I immediately thought of this door in Downtown Panama City when I received this prompt. We were there for Layce and Benyi’s wedding and it was a special week spend with their family and friends. Today is Layce’s birthday and she and Benyi are celebrating it in Canada. This is Benji’s first trip to Layce’s home country.
Thanks to @sashay909 for this challenge.
Now, it is your turn! Share photographs for the prompt “doors”. You have until next Thursday to share your posts. After that @niciacruz will share her photograph for the prompt ‘Summer in the City’
Alice Munro has been my idol for many years because she writes about realistic characters in realistic situations. I’m also proud to tell you that she comes from my hometown of Wingham,Ontario,Canada. I’ve read nearly all her books. One of her short stories was made into a feature length movie called, “Away From Her”. She is a very brave author.
Alice Munro was criticized harshly by people from Wingham when she first began writing. Her stories are fiction but she writes with such honestly that people believed she was writing about them. Every fictional writer writes about what he/she knows. That’s what makes a good story. Making the characters believable is what makes fiction sing. She stands by her books and maintains they are fiction. They’re really wonderful!
Most of her books are written about small town life and the characters who live there. Anyone who lives in a small community will recognize the people there. When Alice Munro first started writing, she was a mother of three small girls and in an unhappy marriage. She began writing as an outlet and to enhance her life as a housewife and mother. Her early books were a series of short stories and she is world renown for being a short story writer. She has also written a few novels and a biography about her grandparents.
Alice Munro was first published in the New Yorker Magazine. That was no small feat for a young mother from small town Canada. She has won many awards including the prestigious Governor General’s Award and the Nobel Prize. Here is her online bio:

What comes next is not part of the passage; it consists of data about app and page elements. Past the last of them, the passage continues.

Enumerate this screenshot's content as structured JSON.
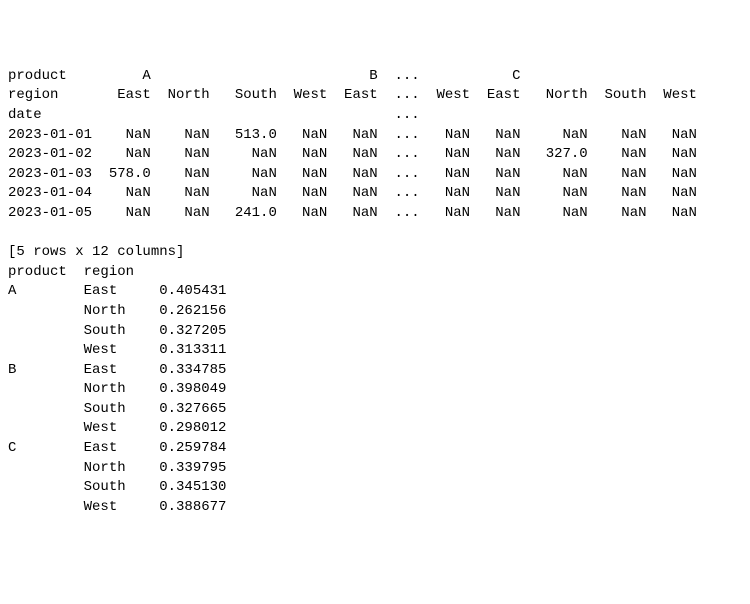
{
  "pivot": {
    "header1": {
      "label": "product",
      "A": "A",
      "B": "B",
      "ellipsis": "...",
      "C": "C"
    },
    "header2": {
      "label": "region",
      "cols": [
        "East",
        "North",
        "South",
        "West",
        "East",
        "...",
        "West",
        "East",
        "North",
        "South",
        "West"
      ]
    },
    "header3": {
      "label": "date",
      "ellipsis": "..."
    },
    "rows": [
      {
        "date": "2023-01-01",
        "cells": [
          "NaN",
          "NaN",
          "513.0",
          "NaN",
          "NaN",
          "...",
          "NaN",
          "NaN",
          "NaN",
          "NaN",
          "NaN"
        ]
      },
      {
        "date": "2023-01-02",
        "cells": [
          "NaN",
          "NaN",
          "NaN",
          "NaN",
          "NaN",
          "...",
          "NaN",
          "NaN",
          "327.0",
          "NaN",
          "NaN"
        ]
      },
      {
        "date": "2023-01-03",
        "cells": [
          "578.0",
          "NaN",
          "NaN",
          "NaN",
          "NaN",
          "...",
          "NaN",
          "NaN",
          "NaN",
          "NaN",
          "NaN"
        ]
      },
      {
        "date": "2023-01-04",
        "cells": [
          "NaN",
          "NaN",
          "NaN",
          "NaN",
          "NaN",
          "...",
          "NaN",
          "NaN",
          "NaN",
          "NaN",
          "NaN"
        ]
      },
      {
        "date": "2023-01-05",
        "cells": [
          "NaN",
          "NaN",
          "241.0",
          "NaN",
          "NaN",
          "...",
          "NaN",
          "NaN",
          "NaN",
          "NaN",
          "NaN"
        ]
      }
    ],
    "shape_note": "[5 rows x 12 columns]"
  },
  "series": {
    "header": {
      "col1": "product",
      "col2": "region"
    },
    "rows": [
      {
        "product": "A",
        "region": "East",
        "value": "0.405431"
      },
      {
        "product": "",
        "region": "North",
        "value": "0.262156"
      },
      {
        "product": "",
        "region": "South",
        "value": "0.327205"
      },
      {
        "product": "",
        "region": "West",
        "value": "0.313311"
      },
      {
        "product": "B",
        "region": "East",
        "value": "0.334785"
      },
      {
        "product": "",
        "region": "North",
        "value": "0.398049"
      },
      {
        "product": "",
        "region": "South",
        "value": "0.327665"
      },
      {
        "product": "",
        "region": "West",
        "value": "0.298012"
      },
      {
        "product": "C",
        "region": "East",
        "value": "0.259784"
      },
      {
        "product": "",
        "region": "North",
        "value": "0.339795"
      },
      {
        "product": "",
        "region": "South",
        "value": "0.345130"
      },
      {
        "product": "",
        "region": "West",
        "value": "0.388677"
      }
    ]
  }
}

“Alice Munro grew up in Wingham, Ontario, and attended the University of Western Ontario. She has published eleven previous books.During her distinguished career she has been the recipient of many awards and prizes, including the W.H. Smith Prize, the National Book Circle Critics Award, the PEN/Malamud Award for Excellence in Short Fiction, the Lannan Literary Award, the Commonwealth Writers’ Prize, and the Rea Award for the Short Story. In Canada, she has won the Governor General’s Award, the Giller Prize, the Trillium Book Award, and the Libris Award.Alice Munro and her husband divide their time between Clinton, Ontario, and Comox, British Columbia.” ( Her beloved second husband has since died).
My dream has always been to meet Alice Munro and I missed my opportunity a few years ago when she came to Wingham to be honoured. There’s a little garden on the Main Street of Wingham dedicated to her. I only heard about the occasion after it was over. I was very disappointed. She is getting older now (in her 80’s) and in poor health so I fear I may never fulfill my dream. In the meantime I will re-read all her books. You can find a list of them here.
I might have dismissed this wonderful book that my mother practically begged me to read. She saId that I’d love it and I did. My two sisters also could not put it down. We all found it familiar because it’s about a woman who must decide what to do with her beloved family homestead when her parents can no longer look after it. It’s a grand old house on the shores of Oakville, Ontario, Canada, a small city , where both my mother and sister, each lived, several decades apart. The local references were of great delight to us but this memoir would appeal to anyone.
It begins after the protagonist, Plum, moves home to care for her aging mother. She and her siblings have differing opinions of how things should be handled. I’m sure anyone who has family can appreciate and find humour in these family squabbles. The story takes us back to when her parents first met and the decades that follow while they raise their growing family. Plum has many memories to relive and the reader feels connected while following along in this huge estate. It’s a true family saga, rich in drama and laughter. There’s heartbreak and joy throughout this lovely book. I didn’t want it end.